↓↓↓
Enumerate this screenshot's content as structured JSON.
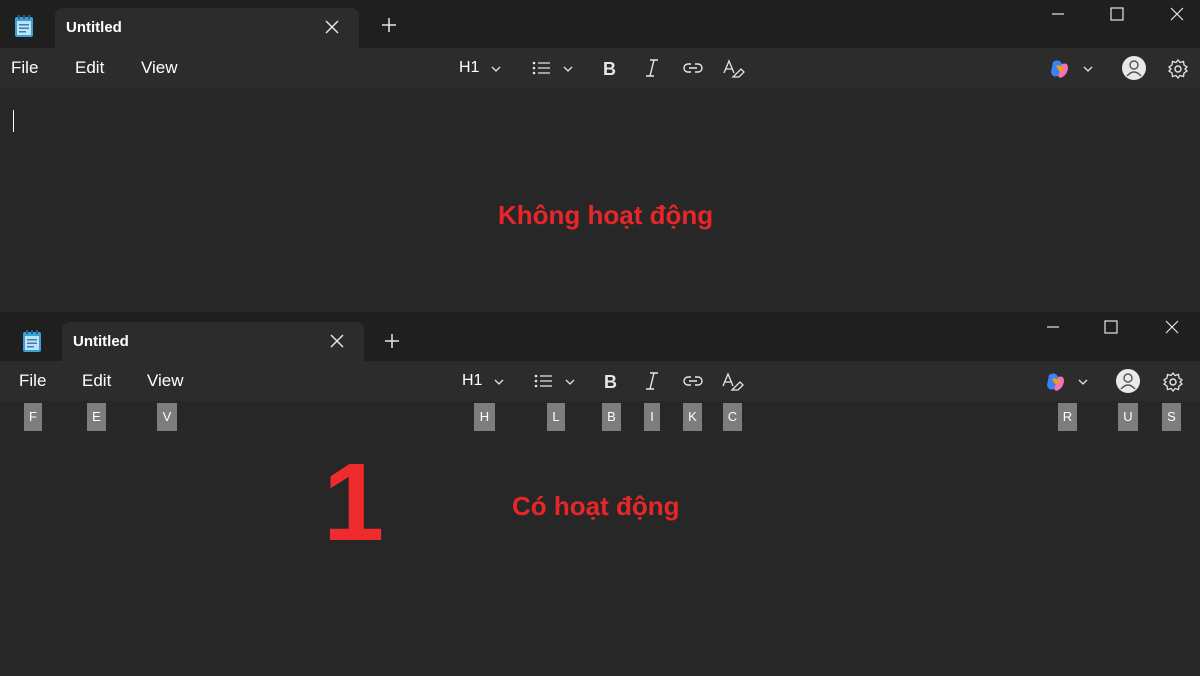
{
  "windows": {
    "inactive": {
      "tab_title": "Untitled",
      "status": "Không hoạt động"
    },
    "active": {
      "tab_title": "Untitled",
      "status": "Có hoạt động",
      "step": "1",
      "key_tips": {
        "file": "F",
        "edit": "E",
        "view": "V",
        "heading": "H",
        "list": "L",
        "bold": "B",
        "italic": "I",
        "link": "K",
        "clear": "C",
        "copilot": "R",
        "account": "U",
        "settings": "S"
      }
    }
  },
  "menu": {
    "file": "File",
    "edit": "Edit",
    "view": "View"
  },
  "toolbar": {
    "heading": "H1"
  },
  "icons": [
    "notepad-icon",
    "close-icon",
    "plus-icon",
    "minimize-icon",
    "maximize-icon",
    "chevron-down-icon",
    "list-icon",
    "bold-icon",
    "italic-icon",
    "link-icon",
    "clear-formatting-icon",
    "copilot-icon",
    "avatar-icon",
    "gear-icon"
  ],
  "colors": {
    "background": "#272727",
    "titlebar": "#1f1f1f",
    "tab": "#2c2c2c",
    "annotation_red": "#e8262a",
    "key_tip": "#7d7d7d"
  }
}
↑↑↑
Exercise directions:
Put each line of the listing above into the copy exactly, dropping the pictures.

Output below:
Enumerate this screenshot's content as structured JSON.
{
  "windows": {
    "inactive": {
      "tab_title": "Untitled",
      "status": "Không hoạt động"
    },
    "active": {
      "tab_title": "Untitled",
      "status": "Có hoạt động",
      "step": "1",
      "key_tips": {
        "file": "F",
        "edit": "E",
        "view": "V",
        "heading": "H",
        "list": "L",
        "bold": "B",
        "italic": "I",
        "link": "K",
        "clear": "C",
        "copilot": "R",
        "account": "U",
        "settings": "S"
      }
    }
  },
  "menu": {
    "file": "File",
    "edit": "Edit",
    "view": "View"
  },
  "toolbar": {
    "heading": "H1"
  },
  "icons": [
    "notepad-icon",
    "close-icon",
    "plus-icon",
    "minimize-icon",
    "maximize-icon",
    "chevron-down-icon",
    "list-icon",
    "bold-icon",
    "italic-icon",
    "link-icon",
    "clear-formatting-icon",
    "copilot-icon",
    "avatar-icon",
    "gear-icon"
  ],
  "colors": {
    "background": "#272727",
    "titlebar": "#1f1f1f",
    "tab": "#2c2c2c",
    "annotation_red": "#e8262a",
    "key_tip": "#7d7d7d"
  }
}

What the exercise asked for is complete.